President Andy Sieg sees room to add to the firm’s ranks in novel ways.April 11
“The thundering herd is on the move,” boasts Andy Sieg, head of Merrill Lynch.January 16
Sieg said the move should be mutually beneficial. “It’ll facilitate growth going forward because, as Merrill Lynch advisors win new clients and those clients have kids with more foundational needs, the FSAs will be relevant to those clients,” he says.
Bank of America reported $13.4 billion in net client flows for its wealth management unit, which includes Merrill Lynch, Merrill Edge and its private bank, formerly known as U.S. Trust. That figure is down from $24.2 billion for the year-ago period, but up from net outflows of $6.1 billion for the period quarter, according to the company.
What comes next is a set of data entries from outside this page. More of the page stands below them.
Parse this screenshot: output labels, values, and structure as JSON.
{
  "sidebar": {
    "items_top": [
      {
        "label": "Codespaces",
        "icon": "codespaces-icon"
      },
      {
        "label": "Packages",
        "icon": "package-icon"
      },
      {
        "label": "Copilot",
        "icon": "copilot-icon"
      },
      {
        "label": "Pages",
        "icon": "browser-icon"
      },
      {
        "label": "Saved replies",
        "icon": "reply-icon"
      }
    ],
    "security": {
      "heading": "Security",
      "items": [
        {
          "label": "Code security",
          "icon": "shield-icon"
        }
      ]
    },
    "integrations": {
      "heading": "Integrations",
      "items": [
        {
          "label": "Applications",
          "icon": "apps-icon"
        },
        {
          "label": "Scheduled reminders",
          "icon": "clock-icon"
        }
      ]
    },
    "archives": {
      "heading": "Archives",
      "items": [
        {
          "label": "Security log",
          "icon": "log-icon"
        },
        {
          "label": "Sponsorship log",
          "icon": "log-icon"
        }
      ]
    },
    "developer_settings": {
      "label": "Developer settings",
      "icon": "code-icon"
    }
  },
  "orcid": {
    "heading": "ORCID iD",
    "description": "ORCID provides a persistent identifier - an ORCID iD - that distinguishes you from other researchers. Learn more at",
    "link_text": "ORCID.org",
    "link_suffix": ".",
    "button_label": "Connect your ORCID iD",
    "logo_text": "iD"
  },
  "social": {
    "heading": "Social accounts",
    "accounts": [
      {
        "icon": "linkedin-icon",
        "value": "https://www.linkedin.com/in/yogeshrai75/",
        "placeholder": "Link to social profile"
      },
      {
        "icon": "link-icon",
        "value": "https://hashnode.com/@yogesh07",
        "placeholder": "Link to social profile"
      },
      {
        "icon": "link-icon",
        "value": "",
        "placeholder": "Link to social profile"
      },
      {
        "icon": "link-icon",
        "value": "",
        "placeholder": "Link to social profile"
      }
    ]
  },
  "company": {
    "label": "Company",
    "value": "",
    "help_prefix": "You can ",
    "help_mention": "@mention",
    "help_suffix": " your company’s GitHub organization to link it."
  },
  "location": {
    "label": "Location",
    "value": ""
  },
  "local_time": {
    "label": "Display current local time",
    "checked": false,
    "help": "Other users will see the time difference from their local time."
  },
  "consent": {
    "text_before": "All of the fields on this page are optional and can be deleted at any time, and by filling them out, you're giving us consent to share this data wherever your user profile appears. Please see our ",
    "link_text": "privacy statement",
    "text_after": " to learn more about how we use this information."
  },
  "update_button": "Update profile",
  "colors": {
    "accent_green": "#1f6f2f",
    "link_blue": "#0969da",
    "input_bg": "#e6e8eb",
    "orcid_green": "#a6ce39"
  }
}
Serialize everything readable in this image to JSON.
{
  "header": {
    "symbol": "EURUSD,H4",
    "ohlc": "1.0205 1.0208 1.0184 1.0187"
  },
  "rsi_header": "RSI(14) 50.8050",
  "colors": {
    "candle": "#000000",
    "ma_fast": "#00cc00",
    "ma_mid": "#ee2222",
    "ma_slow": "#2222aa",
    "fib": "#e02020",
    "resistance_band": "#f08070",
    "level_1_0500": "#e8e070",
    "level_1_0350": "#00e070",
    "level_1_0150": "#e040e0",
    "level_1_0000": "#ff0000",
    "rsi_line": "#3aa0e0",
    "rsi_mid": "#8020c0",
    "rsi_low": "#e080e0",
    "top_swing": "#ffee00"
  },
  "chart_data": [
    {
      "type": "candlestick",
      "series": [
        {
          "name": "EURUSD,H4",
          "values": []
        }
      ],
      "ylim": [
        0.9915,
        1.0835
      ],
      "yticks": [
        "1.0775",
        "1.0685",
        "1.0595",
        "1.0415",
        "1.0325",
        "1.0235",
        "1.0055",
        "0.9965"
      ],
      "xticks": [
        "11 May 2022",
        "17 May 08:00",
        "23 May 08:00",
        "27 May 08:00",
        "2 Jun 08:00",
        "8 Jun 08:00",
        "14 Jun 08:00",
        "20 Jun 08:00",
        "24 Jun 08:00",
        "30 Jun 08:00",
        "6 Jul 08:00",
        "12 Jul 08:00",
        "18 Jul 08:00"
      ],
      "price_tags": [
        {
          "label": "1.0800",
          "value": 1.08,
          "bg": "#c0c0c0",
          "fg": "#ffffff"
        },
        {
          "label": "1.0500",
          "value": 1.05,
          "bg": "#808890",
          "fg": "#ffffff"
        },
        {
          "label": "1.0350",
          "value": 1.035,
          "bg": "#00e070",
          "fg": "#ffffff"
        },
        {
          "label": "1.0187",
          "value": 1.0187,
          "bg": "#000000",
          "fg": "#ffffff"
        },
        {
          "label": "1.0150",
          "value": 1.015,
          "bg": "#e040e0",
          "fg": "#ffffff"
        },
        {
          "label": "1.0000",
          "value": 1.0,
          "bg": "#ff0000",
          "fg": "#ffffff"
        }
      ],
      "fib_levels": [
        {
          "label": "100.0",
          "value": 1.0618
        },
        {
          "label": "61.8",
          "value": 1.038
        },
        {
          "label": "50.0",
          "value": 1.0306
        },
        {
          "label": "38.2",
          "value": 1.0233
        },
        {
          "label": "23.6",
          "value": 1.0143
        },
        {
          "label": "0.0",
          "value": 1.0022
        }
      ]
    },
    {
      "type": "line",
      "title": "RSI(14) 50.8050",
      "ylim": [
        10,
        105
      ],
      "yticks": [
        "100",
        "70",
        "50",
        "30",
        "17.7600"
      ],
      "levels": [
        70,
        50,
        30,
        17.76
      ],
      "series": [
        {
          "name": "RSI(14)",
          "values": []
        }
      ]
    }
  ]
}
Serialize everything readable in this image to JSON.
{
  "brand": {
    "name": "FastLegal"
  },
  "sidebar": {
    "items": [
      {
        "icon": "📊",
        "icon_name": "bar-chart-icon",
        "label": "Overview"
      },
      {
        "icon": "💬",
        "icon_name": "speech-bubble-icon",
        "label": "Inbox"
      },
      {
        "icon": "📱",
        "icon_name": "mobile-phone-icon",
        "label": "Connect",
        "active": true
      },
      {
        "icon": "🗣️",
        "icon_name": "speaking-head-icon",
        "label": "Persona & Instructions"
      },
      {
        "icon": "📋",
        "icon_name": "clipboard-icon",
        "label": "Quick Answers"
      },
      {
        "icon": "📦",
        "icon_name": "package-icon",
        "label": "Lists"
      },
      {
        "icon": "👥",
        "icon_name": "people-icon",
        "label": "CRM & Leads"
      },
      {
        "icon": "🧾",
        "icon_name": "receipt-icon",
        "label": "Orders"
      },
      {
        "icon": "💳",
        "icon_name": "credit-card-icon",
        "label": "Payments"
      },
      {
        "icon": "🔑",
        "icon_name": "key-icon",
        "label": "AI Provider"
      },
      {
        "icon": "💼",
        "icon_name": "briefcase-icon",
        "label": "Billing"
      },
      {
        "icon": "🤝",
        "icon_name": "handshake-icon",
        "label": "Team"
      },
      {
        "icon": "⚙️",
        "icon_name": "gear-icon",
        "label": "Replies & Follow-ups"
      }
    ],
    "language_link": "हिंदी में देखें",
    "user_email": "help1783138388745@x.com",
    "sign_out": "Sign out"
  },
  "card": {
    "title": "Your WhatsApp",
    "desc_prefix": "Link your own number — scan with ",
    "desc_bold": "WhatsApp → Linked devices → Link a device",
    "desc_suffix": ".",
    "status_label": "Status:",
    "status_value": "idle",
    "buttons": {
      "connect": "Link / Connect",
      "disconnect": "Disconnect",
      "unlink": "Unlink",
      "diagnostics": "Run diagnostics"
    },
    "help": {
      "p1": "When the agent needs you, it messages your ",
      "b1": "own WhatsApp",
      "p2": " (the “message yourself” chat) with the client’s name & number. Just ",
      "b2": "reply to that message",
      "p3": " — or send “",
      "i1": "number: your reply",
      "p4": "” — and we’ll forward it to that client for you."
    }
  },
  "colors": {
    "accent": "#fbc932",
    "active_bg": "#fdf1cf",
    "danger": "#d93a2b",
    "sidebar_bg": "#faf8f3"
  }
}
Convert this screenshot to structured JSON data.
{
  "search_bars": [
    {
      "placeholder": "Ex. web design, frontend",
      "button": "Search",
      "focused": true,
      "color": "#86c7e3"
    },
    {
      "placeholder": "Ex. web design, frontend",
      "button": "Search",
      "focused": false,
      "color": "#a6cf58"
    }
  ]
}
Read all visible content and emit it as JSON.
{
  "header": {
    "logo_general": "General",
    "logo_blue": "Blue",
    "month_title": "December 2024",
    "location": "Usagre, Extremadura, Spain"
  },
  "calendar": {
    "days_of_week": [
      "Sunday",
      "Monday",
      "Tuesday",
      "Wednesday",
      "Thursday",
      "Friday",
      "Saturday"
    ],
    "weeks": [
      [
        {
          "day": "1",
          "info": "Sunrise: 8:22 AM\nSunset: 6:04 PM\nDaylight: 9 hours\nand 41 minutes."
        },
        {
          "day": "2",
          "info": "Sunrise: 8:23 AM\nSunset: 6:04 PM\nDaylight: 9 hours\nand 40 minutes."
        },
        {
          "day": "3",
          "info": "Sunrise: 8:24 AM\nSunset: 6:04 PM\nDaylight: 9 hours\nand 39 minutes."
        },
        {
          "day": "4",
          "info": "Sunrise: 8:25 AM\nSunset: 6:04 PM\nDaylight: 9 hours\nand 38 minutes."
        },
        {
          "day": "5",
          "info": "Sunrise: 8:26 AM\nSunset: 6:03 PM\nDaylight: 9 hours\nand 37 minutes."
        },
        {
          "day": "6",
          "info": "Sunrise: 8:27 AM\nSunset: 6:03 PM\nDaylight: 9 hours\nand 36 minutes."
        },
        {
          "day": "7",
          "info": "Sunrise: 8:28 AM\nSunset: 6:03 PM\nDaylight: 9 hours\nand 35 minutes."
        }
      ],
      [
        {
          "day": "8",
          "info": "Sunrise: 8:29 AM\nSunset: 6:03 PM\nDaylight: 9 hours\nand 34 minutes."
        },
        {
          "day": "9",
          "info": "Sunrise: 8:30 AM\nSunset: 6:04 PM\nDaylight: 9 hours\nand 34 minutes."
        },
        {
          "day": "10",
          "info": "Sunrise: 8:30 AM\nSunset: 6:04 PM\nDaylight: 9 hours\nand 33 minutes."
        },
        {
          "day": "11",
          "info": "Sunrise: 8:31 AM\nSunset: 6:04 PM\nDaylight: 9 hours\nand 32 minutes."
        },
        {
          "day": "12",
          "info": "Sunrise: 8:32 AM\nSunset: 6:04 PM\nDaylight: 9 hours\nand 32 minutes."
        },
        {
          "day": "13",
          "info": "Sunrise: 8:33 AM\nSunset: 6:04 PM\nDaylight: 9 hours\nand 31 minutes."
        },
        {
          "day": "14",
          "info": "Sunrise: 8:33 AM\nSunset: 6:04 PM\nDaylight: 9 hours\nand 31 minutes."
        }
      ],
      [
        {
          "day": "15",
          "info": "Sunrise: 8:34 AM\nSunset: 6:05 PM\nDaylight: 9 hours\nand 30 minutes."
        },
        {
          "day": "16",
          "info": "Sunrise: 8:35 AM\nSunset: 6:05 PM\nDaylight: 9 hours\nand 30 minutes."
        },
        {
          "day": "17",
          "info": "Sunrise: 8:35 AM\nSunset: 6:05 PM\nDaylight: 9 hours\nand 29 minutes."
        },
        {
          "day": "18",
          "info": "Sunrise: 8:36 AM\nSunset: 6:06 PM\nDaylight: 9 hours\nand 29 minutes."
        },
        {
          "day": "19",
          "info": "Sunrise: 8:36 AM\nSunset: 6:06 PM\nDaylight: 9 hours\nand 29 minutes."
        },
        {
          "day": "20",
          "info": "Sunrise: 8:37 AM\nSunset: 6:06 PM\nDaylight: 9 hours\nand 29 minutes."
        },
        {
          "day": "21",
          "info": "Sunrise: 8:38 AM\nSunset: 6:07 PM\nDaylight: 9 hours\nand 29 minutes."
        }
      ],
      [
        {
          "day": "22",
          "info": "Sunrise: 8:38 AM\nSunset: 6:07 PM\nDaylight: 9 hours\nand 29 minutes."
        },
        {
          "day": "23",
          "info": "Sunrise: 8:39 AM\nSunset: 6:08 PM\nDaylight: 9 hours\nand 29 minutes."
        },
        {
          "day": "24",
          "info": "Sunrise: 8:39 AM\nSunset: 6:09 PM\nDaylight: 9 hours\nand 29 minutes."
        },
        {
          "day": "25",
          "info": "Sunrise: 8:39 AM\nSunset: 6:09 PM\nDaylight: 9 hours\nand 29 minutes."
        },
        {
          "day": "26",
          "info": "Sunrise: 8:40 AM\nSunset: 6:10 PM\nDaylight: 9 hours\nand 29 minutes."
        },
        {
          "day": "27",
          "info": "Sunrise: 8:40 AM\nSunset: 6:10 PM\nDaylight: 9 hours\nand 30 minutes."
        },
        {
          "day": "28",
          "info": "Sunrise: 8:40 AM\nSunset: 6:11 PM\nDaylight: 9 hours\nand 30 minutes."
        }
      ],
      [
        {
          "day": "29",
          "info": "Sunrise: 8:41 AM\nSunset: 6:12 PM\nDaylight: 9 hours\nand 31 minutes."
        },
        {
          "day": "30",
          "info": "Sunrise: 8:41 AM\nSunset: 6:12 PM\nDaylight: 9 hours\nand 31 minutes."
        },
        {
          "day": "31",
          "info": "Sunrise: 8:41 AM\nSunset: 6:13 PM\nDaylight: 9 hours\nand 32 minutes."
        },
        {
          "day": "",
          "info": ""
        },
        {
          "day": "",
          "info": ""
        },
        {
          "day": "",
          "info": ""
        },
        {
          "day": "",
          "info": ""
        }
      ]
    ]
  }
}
Client balances at Merrill Lynch rose to $2.4 trillion from $2.2 trillion for the year-ago period.
The firm says the average size of a new Merrill Lynch household has been constant at approximately $1.5 million.
Merrill Lynch plans to boost headcount, which stood at 14,761 advisors for the first quarter, down less than 1% year-over-year, according to the company. The wirehouse has been experiencing low advisor attrition as have UBS and Morgan Stanley. In recent years, the three firms cut back on recruiting efforts that were traditionally aimed at each other’s brokerage forces. Wells Fargo, meanwhile, has suffered from attrition since a fake accounts scandal and other regulatory issues rocked the bank in recent years.
UBS and Morgan Stanley have yet to report earnings.